Ever fiddle with a pile of round magnets, building and rebuilding it into a sculpture? One of the companies making that toy for adults came out of a Canadian company called Nanomagnetics, founded in 2009. A very cool and creative product, but it didn’t actually DO anything.
Stuck magnetically to the wall and charging wirelessly, a smart phone using Nanoport's technology automatically becomes a controller on the IoT.Photo: Tekla Perry
A research team within Nano Magnetics, back in 2014, started investigating ways to make cool things with magnetics that had more functionality. The first thing they came up with was a computer connector, similar to Apple’s MagSafe connector, but one that could transfer USB data, not just power. With that in prototype, and venture money from Horizons Ventures, the group in 2015 spun out as startup Nanoport Technology and packed up and moved to Silicon Valley.
Says founder and CEO Tim Szeto: “The investors told us to end our OEM relationships and business development efforts, focus on IP and product development, and move to the Valley.” He says the researchers, now 30 in all, have filed for more than 100 patents, and have a plan to change the way we think about discarded smart phones—and personal computing in general.
“When you buy your new smart phone, we want your old phone to become your home controller, or your baby monitor, or your security camera,” Szeto says. And he wants that to happen with minimal effort on your part—your phone should just know what you want it to be, depending on where it finds itself. Stick it on the wall, for example, and it becomes a smart light switch or home controller; stick it on a crib, and it becomes a baby monitor. Stick it on the refrigerator, and it’s your Alexa or recipe pad.
It’s all based, of course, on magnetics—and lots of software.
Nanoport's approach to wireless charging.Photo: Tekla Perry
If smart phones used magnetics for all their connections—data and power—they would be easy to connect together into new and more powerful devices, or to connect to wall plates or other peripherals that would turn them into powerful components of the Internet of Things, says Szeto.
Down the road, Szeto doesn’t just want your devices to know where they are and what they should be doing, he wants them to know where you are and what you should be doing. When you’re at home, for example, your computers and smart devices might display different images, apps, and browsing histories than when you are at the office. Eventually, he thinks, we might not need to lug pads and laptops around—a small wearable could identify us to the surrounding gadgets and turn them into our personal systems until we move away.
Nanoport's haptic engine uses arrays of magnets to produce a variety of effects.Photo: Tekla Perry
This week, Nanoport announced the first of the various pieces of technology that will, the company hopes, eventually snap together to make its vision a reality: a haptic engine, the TacHammer, that uses magnets to make a variety of subtle and not so subtle effects—clicks, vibrations of all sorts, and sharp jolts.

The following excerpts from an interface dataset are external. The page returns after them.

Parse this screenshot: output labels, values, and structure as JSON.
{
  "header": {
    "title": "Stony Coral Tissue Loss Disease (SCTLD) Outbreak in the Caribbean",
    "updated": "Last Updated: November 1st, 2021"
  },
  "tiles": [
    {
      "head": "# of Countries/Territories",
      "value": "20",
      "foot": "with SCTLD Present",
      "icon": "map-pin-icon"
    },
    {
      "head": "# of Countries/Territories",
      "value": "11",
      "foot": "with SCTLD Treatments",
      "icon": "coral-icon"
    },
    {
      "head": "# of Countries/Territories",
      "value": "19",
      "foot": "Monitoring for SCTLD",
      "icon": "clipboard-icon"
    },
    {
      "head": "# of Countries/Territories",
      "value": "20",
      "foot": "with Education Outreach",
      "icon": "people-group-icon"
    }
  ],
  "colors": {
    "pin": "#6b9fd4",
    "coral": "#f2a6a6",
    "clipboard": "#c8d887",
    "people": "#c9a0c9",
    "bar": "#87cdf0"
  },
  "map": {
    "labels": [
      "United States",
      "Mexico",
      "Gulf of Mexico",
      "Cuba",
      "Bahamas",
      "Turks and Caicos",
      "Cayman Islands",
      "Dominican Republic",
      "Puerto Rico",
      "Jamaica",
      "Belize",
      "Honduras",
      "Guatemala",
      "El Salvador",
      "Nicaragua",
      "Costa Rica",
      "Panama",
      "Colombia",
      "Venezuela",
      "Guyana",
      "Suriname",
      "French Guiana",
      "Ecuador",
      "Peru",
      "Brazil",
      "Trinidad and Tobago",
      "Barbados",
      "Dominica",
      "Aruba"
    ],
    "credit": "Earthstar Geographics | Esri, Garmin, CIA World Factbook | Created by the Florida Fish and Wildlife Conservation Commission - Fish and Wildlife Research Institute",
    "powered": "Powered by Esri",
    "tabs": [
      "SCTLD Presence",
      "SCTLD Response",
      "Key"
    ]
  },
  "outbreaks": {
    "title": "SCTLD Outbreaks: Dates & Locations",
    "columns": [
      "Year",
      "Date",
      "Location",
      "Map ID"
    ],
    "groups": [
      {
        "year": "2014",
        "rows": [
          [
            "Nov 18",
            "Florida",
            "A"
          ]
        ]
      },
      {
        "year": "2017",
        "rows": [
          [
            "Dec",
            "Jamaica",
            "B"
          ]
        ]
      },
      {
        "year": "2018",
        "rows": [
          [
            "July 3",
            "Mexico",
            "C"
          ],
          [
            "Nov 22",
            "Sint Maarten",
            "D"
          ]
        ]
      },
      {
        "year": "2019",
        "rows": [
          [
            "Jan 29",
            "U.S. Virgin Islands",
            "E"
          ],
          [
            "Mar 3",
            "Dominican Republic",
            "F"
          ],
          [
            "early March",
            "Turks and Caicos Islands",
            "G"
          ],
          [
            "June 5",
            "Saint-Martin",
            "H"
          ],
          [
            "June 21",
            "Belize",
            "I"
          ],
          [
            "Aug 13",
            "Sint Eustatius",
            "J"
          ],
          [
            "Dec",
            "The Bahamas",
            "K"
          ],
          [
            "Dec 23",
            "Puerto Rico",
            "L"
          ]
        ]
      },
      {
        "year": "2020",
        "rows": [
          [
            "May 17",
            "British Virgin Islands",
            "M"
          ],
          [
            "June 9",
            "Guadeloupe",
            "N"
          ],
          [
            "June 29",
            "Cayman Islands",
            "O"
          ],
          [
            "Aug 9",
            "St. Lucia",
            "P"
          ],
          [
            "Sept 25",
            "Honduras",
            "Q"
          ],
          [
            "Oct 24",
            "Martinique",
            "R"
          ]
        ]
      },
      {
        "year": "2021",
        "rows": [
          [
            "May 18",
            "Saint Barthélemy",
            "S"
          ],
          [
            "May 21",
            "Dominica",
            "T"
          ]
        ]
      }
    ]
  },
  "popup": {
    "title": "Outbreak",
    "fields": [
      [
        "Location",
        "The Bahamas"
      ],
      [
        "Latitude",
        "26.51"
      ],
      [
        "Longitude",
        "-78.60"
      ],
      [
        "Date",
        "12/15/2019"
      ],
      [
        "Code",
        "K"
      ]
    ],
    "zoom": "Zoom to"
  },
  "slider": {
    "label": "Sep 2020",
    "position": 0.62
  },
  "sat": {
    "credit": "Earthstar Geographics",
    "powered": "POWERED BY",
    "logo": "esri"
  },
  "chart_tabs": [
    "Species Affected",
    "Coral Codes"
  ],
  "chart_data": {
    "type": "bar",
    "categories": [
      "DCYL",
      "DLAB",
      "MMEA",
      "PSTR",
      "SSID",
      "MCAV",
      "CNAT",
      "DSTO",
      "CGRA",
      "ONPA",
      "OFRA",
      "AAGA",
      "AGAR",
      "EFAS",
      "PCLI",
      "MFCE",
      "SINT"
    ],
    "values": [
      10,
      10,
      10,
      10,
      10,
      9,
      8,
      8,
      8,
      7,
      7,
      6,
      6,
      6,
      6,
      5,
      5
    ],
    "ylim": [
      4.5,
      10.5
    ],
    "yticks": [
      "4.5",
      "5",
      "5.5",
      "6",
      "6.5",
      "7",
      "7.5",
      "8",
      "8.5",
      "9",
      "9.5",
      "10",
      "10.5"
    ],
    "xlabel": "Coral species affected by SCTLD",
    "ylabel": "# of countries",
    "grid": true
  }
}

It uses two arrays of magnets—one it calls the hammer, whose wobbles and bangs generate the sensations, and the other to float the hammer inside the device. This haptic engine, Szeto said, is simpler to manufacturer, simpler to program, and has more features than today’s spring and other haptic technologies. Initially, Szeto expects the device will migrate into video game controllers and cell phones because of these advantages, and be used to replace existing haptics engines. In terms of his long term plans, he says, his flexible phone of the future needs high-quality haptics in order to turn into wall switches or other types of controllers with buttons you can “feel.”
By modulating the electrical fields of the body, Nanoport's team thinks it can add communication capability to the touch interface.Photo: Tekla Perry
Szeto showed me some other technology in the works, including a magnetic connection that includes wireless power transfer using a split core transformer, a communications protocol that works by modulating the natural electrical fields of the body to connect devices by touch, and software intended to seamlessly connect devices in a room via Wi-Fi and Bluetooth without requiring individual pairing. No release date for this technology has been announced.
Tekla S. Perry is a senior editor at IEEE Spectrum. Based in Palo Alto, Calif., she's been covering the people, companies, and technology that make Silicon Valley a special place for more than 40 years. An IEEE member, she holds a bachelor's degree in journalism from Michigan State University.